Objectives of Sunderland Yacht Club
The object for which the Club is formed is to promote and facilitate the sport of sailing and to provide social and other facilities for members as may from time to time be determined. The Club is a non-profit making organisation. All profits and surpluses will be used to maintain or improve the Club’s facilities. No profit or surplus will be distributed.
The club organises Dinghy Racing Cruiser racing and has an active cruising fleet.
Cruiser races are organised on Saturdays, Sundays and Wednesday evenings the season starts late April and continues to late October.
Dinghy races are organised on Sundays and Wednesday evenings the season starts late April and continues to late October.

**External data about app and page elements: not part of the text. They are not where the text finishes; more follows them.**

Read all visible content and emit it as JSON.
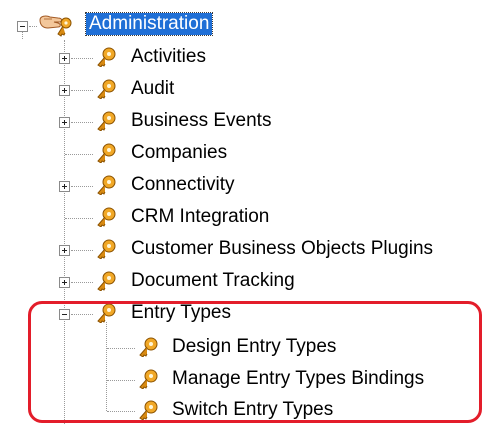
{
  "tree": {
    "root": {
      "label": "Administration",
      "expanded": true,
      "selected": true,
      "icon": "hand-key-icon"
    },
    "items": [
      {
        "label": "Activities",
        "expander": "plus",
        "icon": "key-icon"
      },
      {
        "label": "Audit",
        "expander": "plus",
        "icon": "key-icon"
      },
      {
        "label": "Business Events",
        "expander": "plus",
        "icon": "key-icon"
      },
      {
        "label": "Companies",
        "expander": "none",
        "icon": "key-icon"
      },
      {
        "label": "Connectivity",
        "expander": "plus",
        "icon": "key-icon"
      },
      {
        "label": "CRM Integration",
        "expander": "none",
        "icon": "key-icon"
      },
      {
        "label": "Customer Business Objects Plugins",
        "expander": "plus",
        "icon": "key-icon"
      },
      {
        "label": "Document Tracking",
        "expander": "plus",
        "icon": "key-icon"
      },
      {
        "label": "Entry Types",
        "expander": "minus",
        "icon": "key-icon",
        "children": [
          {
            "label": "Design Entry Types",
            "icon": "key-icon"
          },
          {
            "label": "Manage Entry Types Bindings",
            "icon": "key-icon"
          },
          {
            "label": "Switch Entry Types",
            "icon": "key-icon"
          }
        ]
      }
    ]
  },
  "colors": {
    "selection": "#1f6fd6",
    "highlight_border": "#e31d2a",
    "key": "#d88a12"
  }
}
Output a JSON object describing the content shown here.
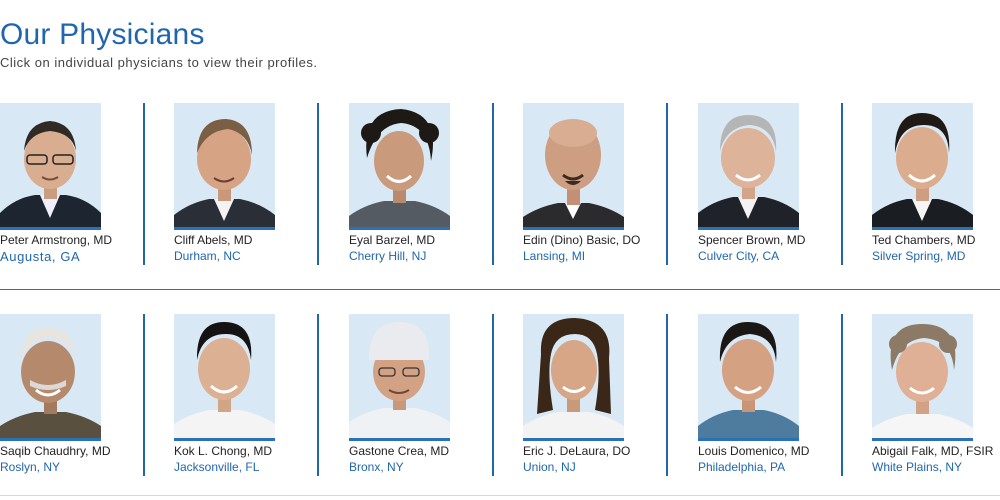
{
  "header": {
    "title": "Our Physicians",
    "subtitle": "Click on individual physicians to view their profiles."
  },
  "colors": {
    "accent": "#1f66ad",
    "photo_bg": "#d9e8f5"
  },
  "rows": [
    [
      {
        "name": "Peter Armstrong, MD",
        "location": "Augusta, GA",
        "icon": "physician-photo"
      },
      {
        "name": "Cliff Abels, MD",
        "location": "Durham, NC",
        "icon": "physician-photo"
      },
      {
        "name": "Eyal Barzel, MD",
        "location": "Cherry Hill, NJ",
        "icon": "physician-photo"
      },
      {
        "name": "Edin (Dino) Basic, DO",
        "location": "Lansing, MI",
        "icon": "physician-photo"
      },
      {
        "name": "Spencer Brown, MD",
        "location": "Culver City, CA",
        "icon": "physician-photo"
      },
      {
        "name": "Ted Chambers, MD",
        "location": "Silver Spring, MD",
        "icon": "physician-photo"
      }
    ],
    [
      {
        "name": "Saqib Chaudhry, MD",
        "location": "Roslyn, NY",
        "icon": "physician-photo"
      },
      {
        "name": "Kok L. Chong, MD",
        "location": "Jacksonville, FL",
        "icon": "physician-photo"
      },
      {
        "name": "Gastone Crea, MD",
        "location": "Bronx, NY",
        "icon": "physician-photo"
      },
      {
        "name": "Eric J. DeLaura, DO",
        "location": "Union, NJ",
        "icon": "physician-photo"
      },
      {
        "name": "Louis Domenico, MD",
        "location": "Philadelphia, PA",
        "icon": "physician-photo"
      },
      {
        "name": "Abigail Falk, MD, FSIR",
        "location": "White Plains, NY",
        "icon": "physician-photo"
      }
    ]
  ]
}
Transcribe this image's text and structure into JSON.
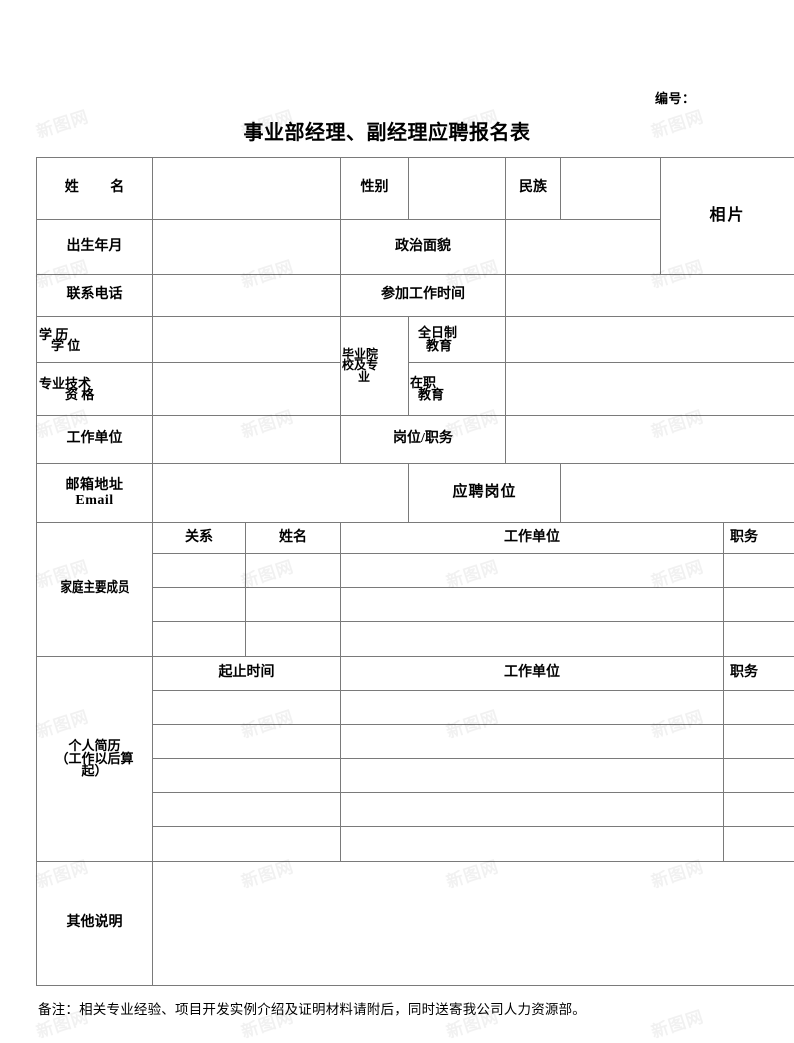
{
  "header": {
    "doc_number_label": "编号：",
    "title": "事业部经理、副经理应聘报名表"
  },
  "fields": {
    "name": "姓 名",
    "gender": "性别",
    "ethnicity": "民族",
    "photo": "相片",
    "birth_date": "出生年月",
    "political_status": "政治面貌",
    "phone": "联系电话",
    "work_start_time": "参加工作时间",
    "education_line1": "学 历",
    "education_line2": "学 位",
    "school_major_line1": "毕业院",
    "school_major_line2": "校及专",
    "school_major_line3": "业",
    "fulltime_edu_line1": "全日制",
    "fulltime_edu_line2": "教育",
    "professional_title_line1": "专业技术",
    "professional_title_line2": "资 格",
    "inservice_edu_line1": "在职",
    "inservice_edu_line2": "教育",
    "work_unit": "工作单位",
    "position_duty": "岗位/职务",
    "email_line1": "邮箱地址",
    "email_line2": "Email",
    "applied_position": "应聘岗位"
  },
  "family": {
    "section_label": "家庭主要成员",
    "columns": [
      "关系",
      "姓名",
      "工作单位",
      "职务"
    ],
    "rows": [
      [
        "",
        "",
        "",
        ""
      ],
      [
        "",
        "",
        "",
        ""
      ],
      [
        "",
        "",
        "",
        ""
      ]
    ]
  },
  "resume": {
    "section_label_line1": "个人简历",
    "section_label_line2": "（工作以后算",
    "section_label_line3": "起）",
    "columns": [
      "起止时间",
      "工作单位",
      "职务"
    ],
    "rows": [
      [
        "",
        "",
        ""
      ],
      [
        "",
        "",
        ""
      ],
      [
        "",
        "",
        ""
      ],
      [
        "",
        "",
        ""
      ],
      [
        "",
        "",
        ""
      ]
    ]
  },
  "other": {
    "label": "其他说明",
    "value": ""
  },
  "footer": {
    "note": "备注：相关专业经验、项目开发实例介绍及证明材料请附后，同时送寄我公司人力资源部。"
  },
  "watermark": {
    "text": "新图网"
  },
  "values": {
    "name": "",
    "gender": "",
    "ethnicity": "",
    "birth_date": "",
    "political_status": "",
    "phone": "",
    "work_start_time": "",
    "education": "",
    "fulltime_edu": "",
    "professional_title": "",
    "inservice_edu": "",
    "work_unit": "",
    "position_duty": "",
    "email": "",
    "applied_position": "",
    "doc_number": ""
  }
}
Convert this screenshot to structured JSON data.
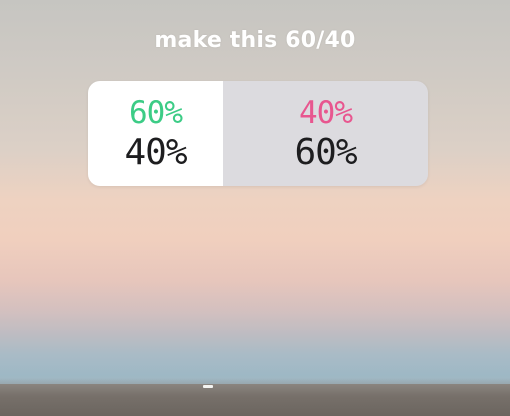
{
  "story": {
    "caption": "make this 60/40"
  },
  "poll": {
    "left_option": {
      "top_value": "60%",
      "bottom_value": "40%",
      "top_color": "#3ccc86"
    },
    "right_option": {
      "top_value": "40%",
      "bottom_value": "60%",
      "top_color": "#e8568f"
    }
  }
}
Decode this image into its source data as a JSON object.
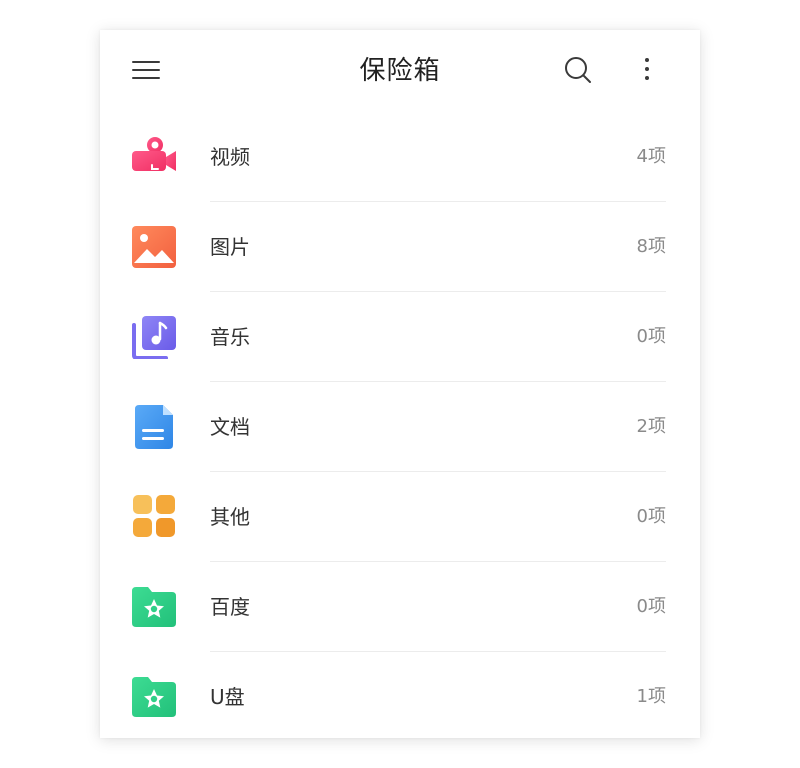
{
  "header": {
    "title": "保险箱",
    "menu_icon": "hamburger-menu-icon",
    "search_icon": "search-icon",
    "more_icon": "more-vertical-icon"
  },
  "items": [
    {
      "label": "视频",
      "count": "4项",
      "icon": "video-camera-icon"
    },
    {
      "label": "图片",
      "count": "8项",
      "icon": "picture-icon"
    },
    {
      "label": "音乐",
      "count": "0项",
      "icon": "music-icon"
    },
    {
      "label": "文档",
      "count": "2项",
      "icon": "document-icon"
    },
    {
      "label": "其他",
      "count": "0项",
      "icon": "grid-apps-icon"
    },
    {
      "label": "百度",
      "count": "0项",
      "icon": "folder-star-icon"
    },
    {
      "label": "U盘",
      "count": "1项",
      "icon": "folder-star-icon"
    }
  ],
  "colors": {
    "video": "#f43f73",
    "picture": "#f76d4c",
    "music": "#7a6df0",
    "document": "#3d96f0",
    "other": "#f5a52d",
    "folder": "#2fcf87",
    "text": "#333333",
    "count": "#8a8a8a"
  }
}
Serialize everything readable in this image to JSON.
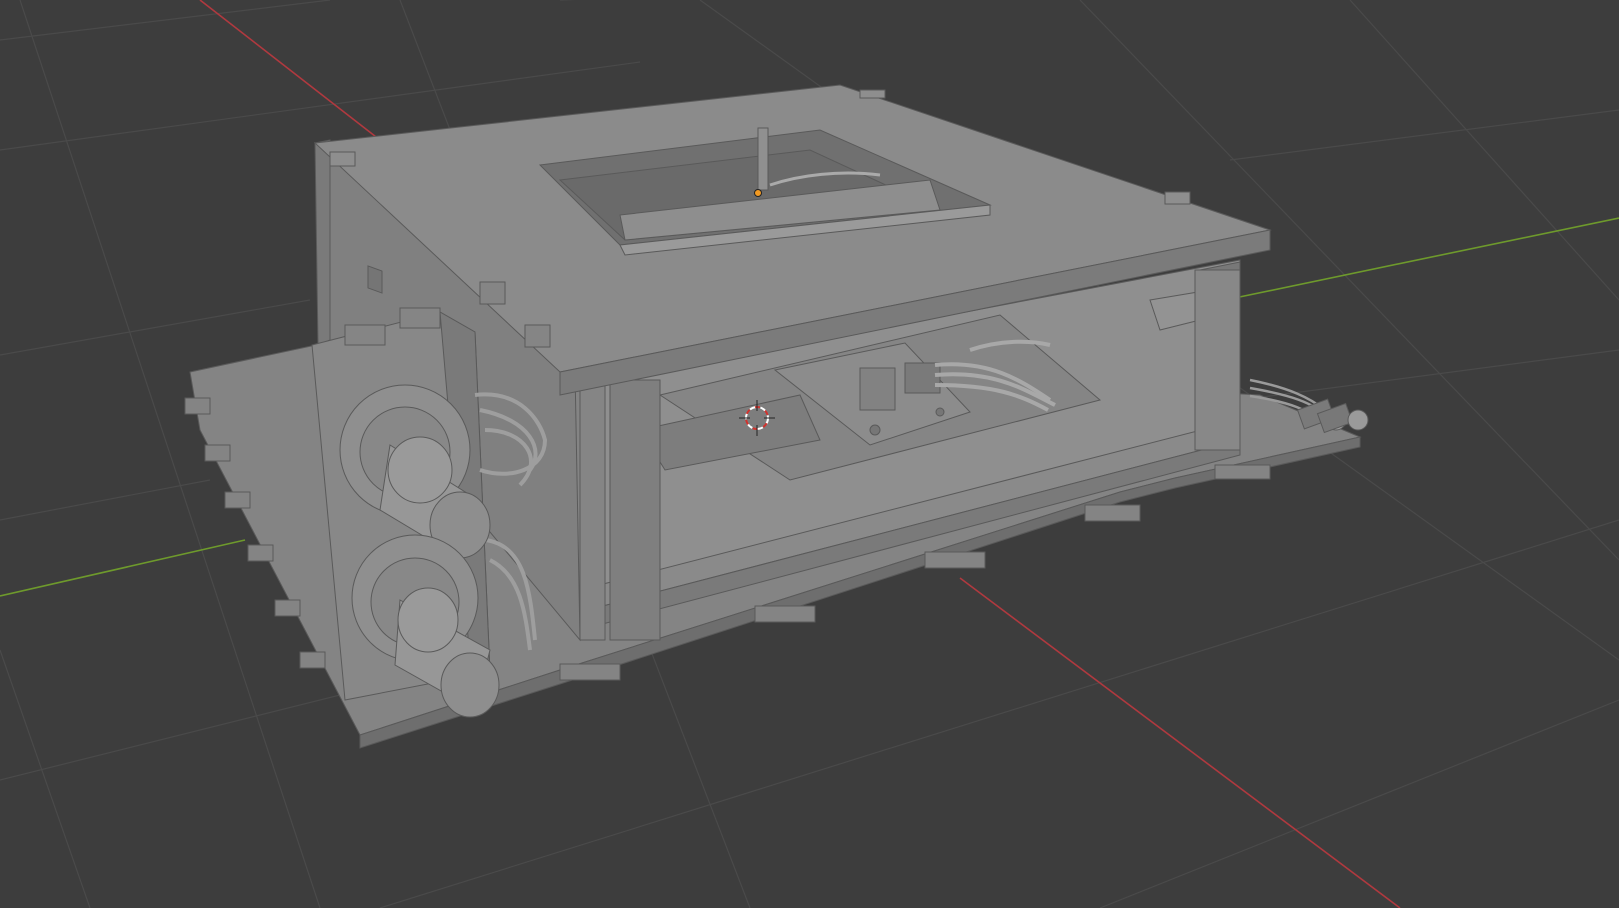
{
  "viewport": {
    "background": "#3d3d3d",
    "grid_color": "#4a4a4a",
    "x_axis_color": "#b0393f",
    "y_axis_color": "#6e9a2c"
  },
  "model": {
    "face_top": "#8b8b8b",
    "face_side": "#7f7f7f",
    "face_dark": "#6e6e6e",
    "edge_color": "#5a5a5a"
  },
  "cursor": {
    "icon": "3d-cursor-icon",
    "colors": [
      "#ffffff",
      "#d2322d"
    ]
  },
  "origin_marker": {
    "icon": "object-origin-icon",
    "color": "#f29a22"
  }
}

We organise Cruises in Company on weekends and some longer trips, along the Northumberland and North Yorkshire Coasts, our organised longer trips take us as far afield as Holland Orkney and the Thames.
Sailing has always played an important role on the Wear and is recognised as one of the early centres for the sport.There have been what was termed “Aquatic Events” at Sunderland since 1837 when, on July 21st & 22nd races in Sailing Cobles, Rowing Cobles, Lug Sail Boats, 6 oared gigs, 4 oared gigs, 2 oared boats and keels took place before 20,000 spectators. This was the first official regatta to be held on the northeast coast. In 1856 the Wear Yacht Club was formed. The Commodore in the first year was Lt. Col. The Right Hon. Earl Vane. The Club in the first year attracted one hundred and fifteen members with a subscription of one guinea. The Club’s first regatta was held for the Gold Cup valued at eighty guineas and was for boats over 40 tons TM (Thames Measurement) and was won by a cutter called Amazon (46 tons TM) owned by A.J.Young. The regatta was so important that J.Hall, who had “Grip” (91 tons TM) built especially for the regatta, but did not turn up. In the same year the Wear Yacht Club was granted an Admiralty Warrant and became the Royal Wear Yacht Club. In 1866 the Sunderland Regatta was established by Commodore E.T.Gourley, Mayor of Sunderland. This quickly developed into a very successful event lasting most of the week. In 1883 the event included yacht racing off Roker with classes for yachts 20 tons TM, 10 – 20 tons TM and under 10 tons TM. Other sailing classes were held for decked fishing boats and Pilot Cobbles. With the build up of powered craft the “Royal Wear Yacht Club” saw a decline and a new club was established in 1911 called “Sunderland Motor Boat and Yacht Club”. This club comprised members of the former club and others and held a series of successful regattas until it closed at the outbreak of war in 1914. The Club suffered heavily as a result of the war and it was not revived until 1935. In 1935 the Club was resurrected by Sir Hedworth Williamson as President, Major J.P. Kayll as Commodore and Selby Ord as Secretary. This Club was named Sunderland Yacht Club. During the intervening years sailing had continued at the Regattas but there was no formal Club. From 1935 the Club developed by first building a clubhouse on the west side of the North Dock. This was a brick built building and stood on the top of the old staiths retaining wall. During the war the navy occupied the Clubhouse and after the end of war the membership had dwindled to twenty so the clubhouse was sold to the Sea Scouts. After the end of the war in 1946 the Club started again from a new wooden building, which was located at the base of the staiths retaining wall on the west side of the North Dock. In 1957 alterations to the North Dock entrance saw the Club relocated again to the site close to where we are now. The clubhouse was again wooden which proved more than adequate through to the 1990s. As the area was redeveloped the Club was rebuilt on the present site with the aid of funding from Tyne & Wear Development Corporation and the Lottery. In 2008 Sunderland Yacht Club achieved RYA Volvo Championship Club status.